When all of this information is provided to the neural network, it can extract patterns and insights that go beyond the simple information contained in the individual components of the graph.
Graph neural networks can be created like any other neural network, using fully connected layers, convolutional layers, pooling layers, etc. The type and number of layers depend on the type and complexity of the graph data and the desired output.
The GNN receives the formatted graph data as input and produces a vector of numerical values that represent relevant information about nodes and their relations.
This vector representation is called “graph embedding.” Embeddings are often used in machine learning to transform complicated information into a structure that can be differentiated and learned. For example, natural language processing systems use word embeddings to create numerical representations of words and their relations together.

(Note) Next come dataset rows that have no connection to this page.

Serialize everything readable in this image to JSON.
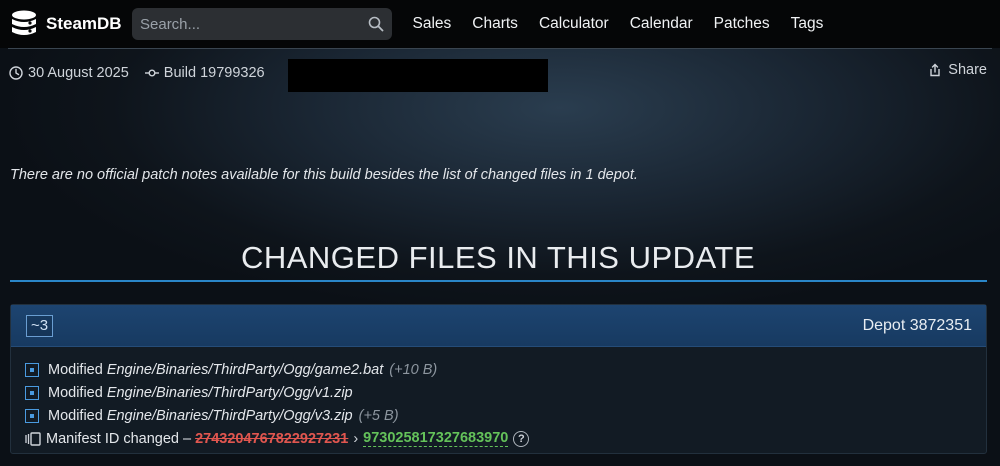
{
  "header": {
    "logo_text": "SteamDB",
    "search_placeholder": "Search...",
    "nav": [
      "Sales",
      "Charts",
      "Calculator",
      "Calendar",
      "Patches",
      "Tags"
    ]
  },
  "meta": {
    "date": "30 August 2025",
    "build": "Build 19799326",
    "share_label": "Share"
  },
  "notice": "There are no official patch notes available for this build besides the list of changed files in 1 depot.",
  "section_title": "CHANGED FILES IN THIS UPDATE",
  "depot": {
    "change_count": "~3",
    "label": "Depot 3872351",
    "files": [
      {
        "action": "Modified",
        "path": "Engine/Binaries/ThirdParty/Ogg/game2.bat",
        "size": "(+10 B)"
      },
      {
        "action": "Modified",
        "path": "Engine/Binaries/ThirdParty/Ogg/v1.zip",
        "size": ""
      },
      {
        "action": "Modified",
        "path": "Engine/Binaries/ThirdParty/Ogg/v3.zip",
        "size": "(+5 B)"
      }
    ],
    "manifest": {
      "label": "Manifest ID changed –",
      "old_id": "2743204767822927231",
      "arrow": "›",
      "new_id": "973025817327683970",
      "help": "?"
    }
  },
  "colors": {
    "accent_blue": "#2a86c8",
    "old_id": "#e0564f",
    "new_id": "#64c25a"
  }
}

How does the GNN create the graph embedding? When the graph data is passed to the GNN, the features of each node are combined with those of its neighboring nodes. This is called “message passing.” If the GNN is composed of more than one layer, then subsequent layers repeat the message-passing operation, gathering data from neighbors of neighbors and aggregating them with the values obtained from the previous layer. For example, in a social network, the first layer of the GNN would combine the data of the user with those of their friends, and the next layer would add data from the friends of friends and so on. Finally, the output layer of the GNN produces the embedding, which is a vector representation of the node’s data and its knowledge of other nodes in the graph.
Interestingly, this process is very similar to how convolutional neural networks extract features from pixel data. Accordingly, one very popular GNN architecture is the graph convolutional neural network (GCN), which uses convolution layers to create graph embeddings.

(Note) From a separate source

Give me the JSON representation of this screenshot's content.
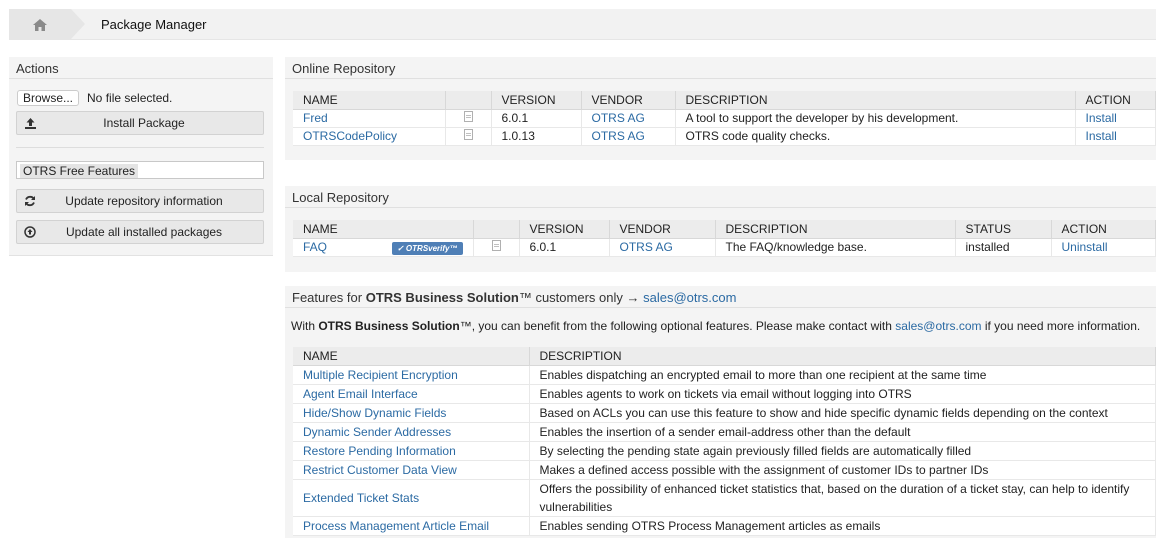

Applications of graph neural networks
Once you have a neural network that can learn the embeddings of a graph, you can use it to accomplish different tasks.
Here are a few applications for graph neural networks:
Node classification: One of the powerful applications of GNNs is adding new information to nodes or filling gaps where information is missing. For example, say you are running a social network and you have spotted a few bot accounts. Now you want to find out if there are other bot accounts in your network. You can train a GNN to classify other users in the social network as “bot” or “not bot” based on how close their graph embeddings are to those of the known bots.
Edge prediction: Another way to put GNNs to use is to find new edges that can add value to the graph. Going back to our social network, a GNN can find users (nodes) who are close to you in embedding space but who aren’t your friends yet (i.e., there isn’t an edge connecting you to each other). These users can then be introduced to you as friend suggestions.
Clustering: GNNs can glean new structural information from graphs. For example, in a social network where everyone is in one way or another related to others (through friends, or friends of friends, etc.), the GNN can find nodes that form clusters in the embedding space. These clusters can point to groups of users who share similar interests, activities, or other inconspicuous characteristics, regardless of how close their relations are. Clustering is one of the main tools used in machine learning–based marketing.
Graph neural networks are very powerful tools. They have already found powerful applications in domains such as route planning, fraud detection, network optimization, and drug research. Wherever there is a graph of related entities, GNNs can help get the most value from the existing data.